To the editor,
Regarding “Liberals have a worthy leader in Stéphane Dion” by Fiona Hughes in the October 1, 2008 Courier newspaper:
I appreciate Ms. Hughes’ fine exploration of the toxicity of Stephen Harper as prime minister of a minority government and how awful it would be for the rapidly privatizing Canadian culture if he were to become the leader of a majority government.
The reality, thankfully, is that centre and right-wing Canadians are almost evenly split between the Liberals and Reform/Conservatives and the polling numbers have barely budged since the 2006 election. The USA is similar with a near even split between red and blue state voters.
Because of this voter split and since the Bloc is doing so well in Quebec, we have little chance of seeing a majority government again in the near future, or ever. This is good, since majority governments are inherently tyrannical.
But what Ms. Hughes fails to point out is that Dion’s Liberals lacked integrity and provided Harper a de facto majority government every time they abstained on a vote, allowing the toxic Harper to behave like a slightly moderated autocrat.
And since the Liberal caucus has their knives out for Dion once he doesn’t deliver a Liberal majority, the party’s cohesion has been eroding since the election was called. So a vote for the Liberals is a vote for a fractured party with a conflicted sense of self-identity on the verge of yet another leadership race.
It is no coincidence that the NDP has been rising steadily in the polls and has behaved as the de facto official opposition in the last parliament. When it comes to a party that speaks for Canadians, the NDP has stood up to the Reform/Conservative Party and the Liberals, who have been afraid to crash Harper’s parliament because they were never ready to have an election. They still aren’t, which is why Harper had to crash his own parliament.
And the Liberals still don’t deserve our votes. As much as the Democrats in the USA are Republicans-lite, so too are the Liberals: slightly more socially progressive yet just as fiscally hyper-conservative as the Reform/Conservative party.

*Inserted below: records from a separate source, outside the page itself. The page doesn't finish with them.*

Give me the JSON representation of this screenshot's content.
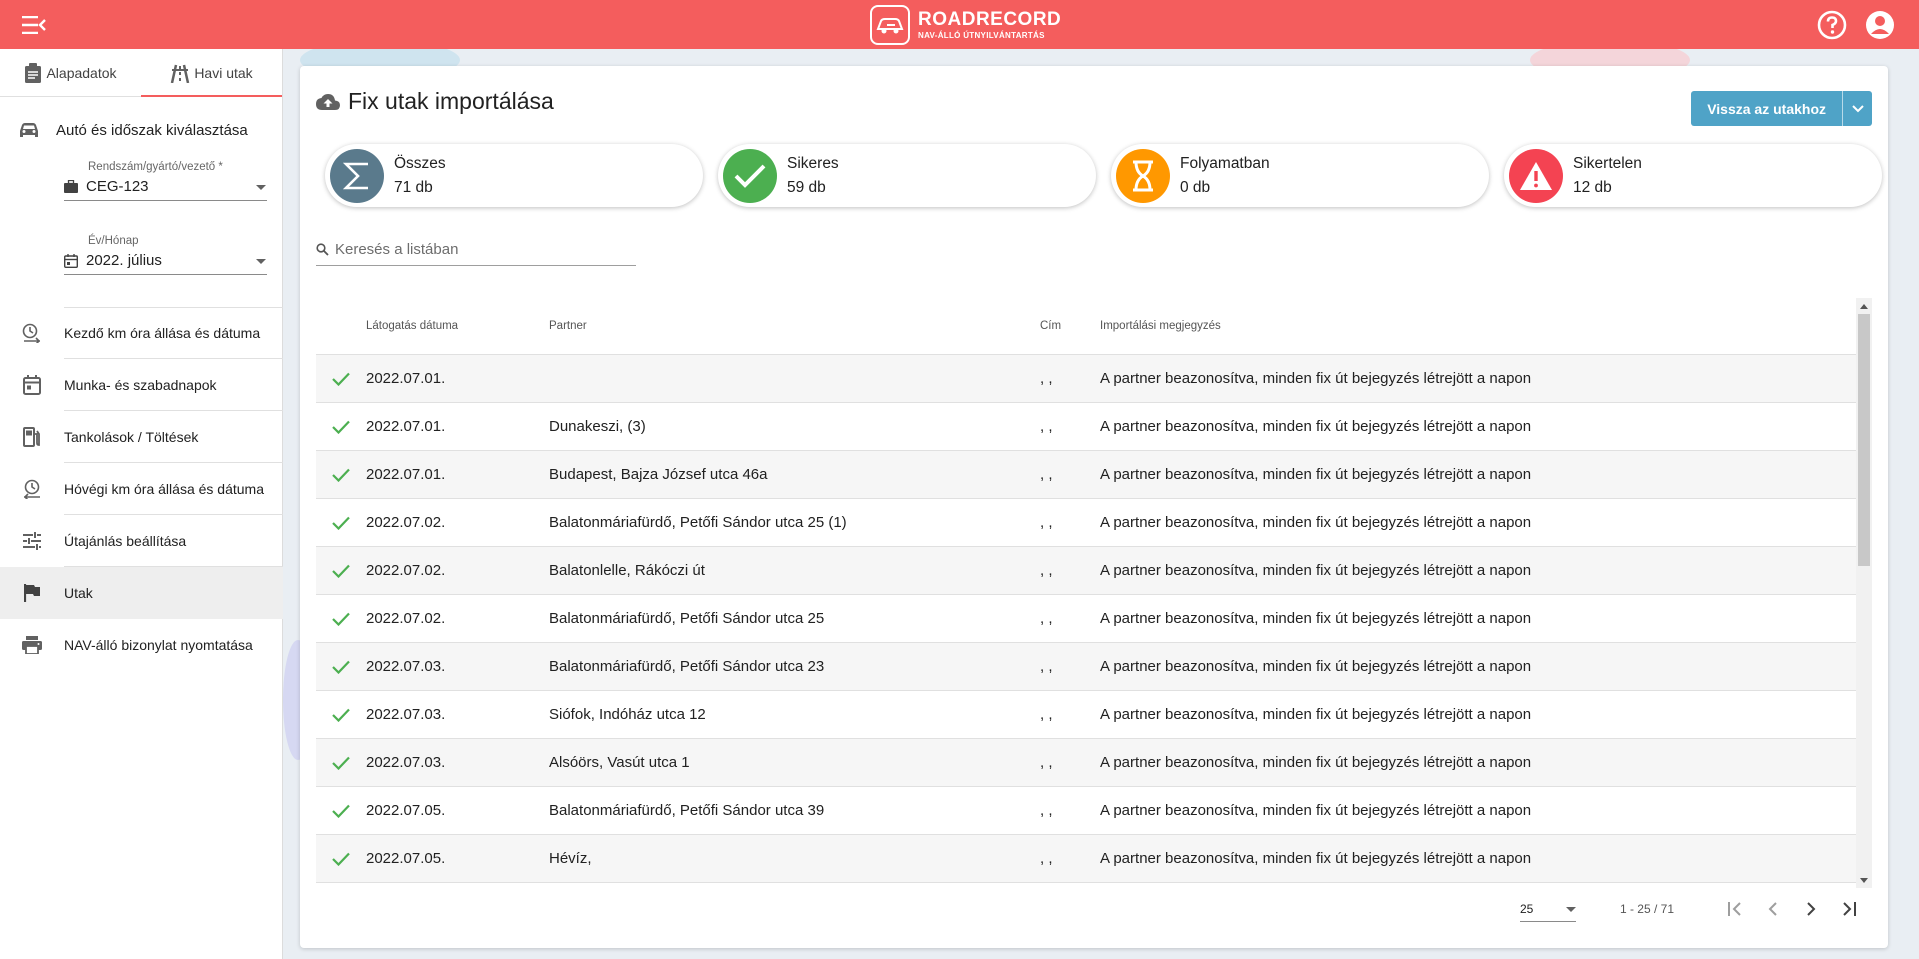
{
  "app": {
    "brand_name": "ROADRECORD",
    "brand_tagline": "NAV-ÁLLÓ ÚTNYILVÁNTARTÁS",
    "header_color": "#f45d5d"
  },
  "sidebar": {
    "tabs": [
      {
        "label": "Alapadatok",
        "icon": "clipboard-icon",
        "active": false
      },
      {
        "label": "Havi utak",
        "icon": "road-icon",
        "active": true
      }
    ],
    "section_title": "Autó és időszak kiválasztása",
    "vehicle_field": {
      "label": "Rendszám/gyártó/vezető *",
      "value": "CEG-123"
    },
    "period_field": {
      "label": "Év/Hónap",
      "value": "2022. július"
    },
    "nav": [
      {
        "label": "Kezdő km óra állása és dátuma",
        "icon": "odometer-start-icon"
      },
      {
        "label": "Munka- és szabadnapok",
        "icon": "calendar-icon"
      },
      {
        "label": "Tankolások / Töltések",
        "icon": "fuel-icon"
      },
      {
        "label": "Hóvégi km óra állása és dátuma",
        "icon": "odometer-end-icon"
      },
      {
        "label": "Útajánlás beállítása",
        "icon": "tune-icon"
      },
      {
        "label": "Utak",
        "icon": "flag-icon",
        "active": true
      },
      {
        "label": "NAV-álló bizonylat nyomtatása",
        "icon": "print-icon"
      }
    ]
  },
  "main": {
    "title": "Fix utak importálása",
    "back_button": "Vissza az utakhoz",
    "stats": [
      {
        "label": "Összes",
        "value": "71 db",
        "color": "#5a7a8c",
        "icon": "sigma-icon"
      },
      {
        "label": "Sikeres",
        "value": "59 db",
        "color": "#4caf50",
        "icon": "check-icon"
      },
      {
        "label": "Folyamatban",
        "value": "0 db",
        "color": "#ff9800",
        "icon": "hourglass-icon"
      },
      {
        "label": "Sikertelen",
        "value": "12 db",
        "color": "#f44352",
        "icon": "warning-icon"
      }
    ],
    "search_placeholder": "Keresés a listában",
    "columns": [
      "Látogatás dátuma",
      "Partner",
      "Cím",
      "Importálási megjegyzés"
    ],
    "rows": [
      {
        "date": "2022.07.01.",
        "partner": "",
        "cim": ", ,",
        "note": "A partner beazonosítva, minden fix út bejegyzés létrejött a napon"
      },
      {
        "date": "2022.07.01.",
        "partner": "Dunakeszi, (3)",
        "cim": ", ,",
        "note": "A partner beazonosítva, minden fix út bejegyzés létrejött a napon"
      },
      {
        "date": "2022.07.01.",
        "partner": "Budapest, Bajza József utca 46a",
        "cim": ", ,",
        "note": "A partner beazonosítva, minden fix út bejegyzés létrejött a napon"
      },
      {
        "date": "2022.07.02.",
        "partner": "Balatonmáriafürdő, Petőfi Sándor utca 25 (1)",
        "cim": ", ,",
        "note": "A partner beazonosítva, minden fix út bejegyzés létrejött a napon"
      },
      {
        "date": "2022.07.02.",
        "partner": "Balatonlelle, Rákóczi út",
        "cim": ", ,",
        "note": "A partner beazonosítva, minden fix út bejegyzés létrejött a napon"
      },
      {
        "date": "2022.07.02.",
        "partner": "Balatonmáriafürdő, Petőfi Sándor utca 25",
        "cim": ", ,",
        "note": "A partner beazonosítva, minden fix út bejegyzés létrejött a napon"
      },
      {
        "date": "2022.07.03.",
        "partner": "Balatonmáriafürdő, Petőfi Sándor utca 23",
        "cim": ", ,",
        "note": "A partner beazonosítva, minden fix út bejegyzés létrejött a napon"
      },
      {
        "date": "2022.07.03.",
        "partner": "Siófok, Indóház utca 12",
        "cim": ", ,",
        "note": "A partner beazonosítva, minden fix út bejegyzés létrejött a napon"
      },
      {
        "date": "2022.07.03.",
        "partner": "Alsóörs, Vasút utca 1",
        "cim": ", ,",
        "note": "A partner beazonosítva, minden fix út bejegyzés létrejött a napon"
      },
      {
        "date": "2022.07.05.",
        "partner": "Balatonmáriafürdő, Petőfi Sándor utca 39",
        "cim": ", ,",
        "note": "A partner beazonosítva, minden fix út bejegyzés létrejött a napon"
      },
      {
        "date": "2022.07.05.",
        "partner": "Hévíz,",
        "cim": ", ,",
        "note": "A partner beazonosítva, minden fix út bejegyzés létrejött a napon"
      }
    ],
    "paginator": {
      "page_size": "25",
      "range": "1 - 25 / 71"
    }
  }
}
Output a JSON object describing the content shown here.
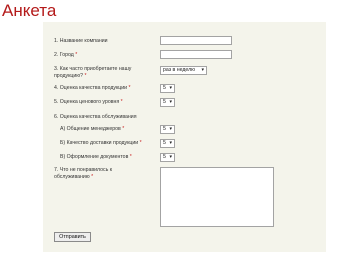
{
  "title": "Анкета",
  "form": {
    "company": {
      "label": "1. Название компании",
      "value": ""
    },
    "city": {
      "label": "2. Город",
      "required_mark": "*",
      "value": ""
    },
    "frequency": {
      "label_line1": "3. Как часто приобретаете нашу",
      "label_line2": "продукцию?",
      "required_mark": "*",
      "value": "раз в неделю"
    },
    "quality": {
      "label": "4. Оценка качества продукции",
      "required_mark": "*",
      "value": "5"
    },
    "price": {
      "label": "5. Оценка ценового уровня",
      "required_mark": "*",
      "value": "5"
    },
    "service": {
      "label": "6. Оценка качества обслуживания",
      "managers": {
        "label": "А) Общение менеджеров",
        "required_mark": "*",
        "value": "5"
      },
      "delivery": {
        "label": "Б) Качество доставки продукции",
        "required_mark": "*",
        "value": "5"
      },
      "docs": {
        "label": "В) Оформление документов",
        "required_mark": "*",
        "value": "5"
      }
    },
    "complaints": {
      "label_line1": "7. Что не понравилось к",
      "label_line2": "обслуживанию",
      "required_mark": "*",
      "value": ""
    },
    "submit_label": "Отправить"
  },
  "colors": {
    "title": "#b41a1a",
    "panel": "#f4f4eb",
    "required": "#c81e1e"
  },
  "icons": {
    "select_arrow": "chevron-down-icon"
  }
}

And as for voting for Wendy Yuan in Vancouver-Kingsway, there is no hope that the Reform/Conservative Party’s attempt at a candidate will win the riding. He is the president of Reform/Conservative’s Delta-Richmond East constituency, and like Ms. Yuan, doesn’t live in Vancouver-Kingsway, but owns a home in Richmond (though last fall Mrs. Yuan rented an apartment in Collingwood). David Emerson also didn’t live in the riding.
So strategic voting in Vancouver-Kingsway is unnecessary. Vote for the principled NDP and let the Liberal Party continue its implosion because they will not be a cohesive force in the next parliament any more than they were in the last one.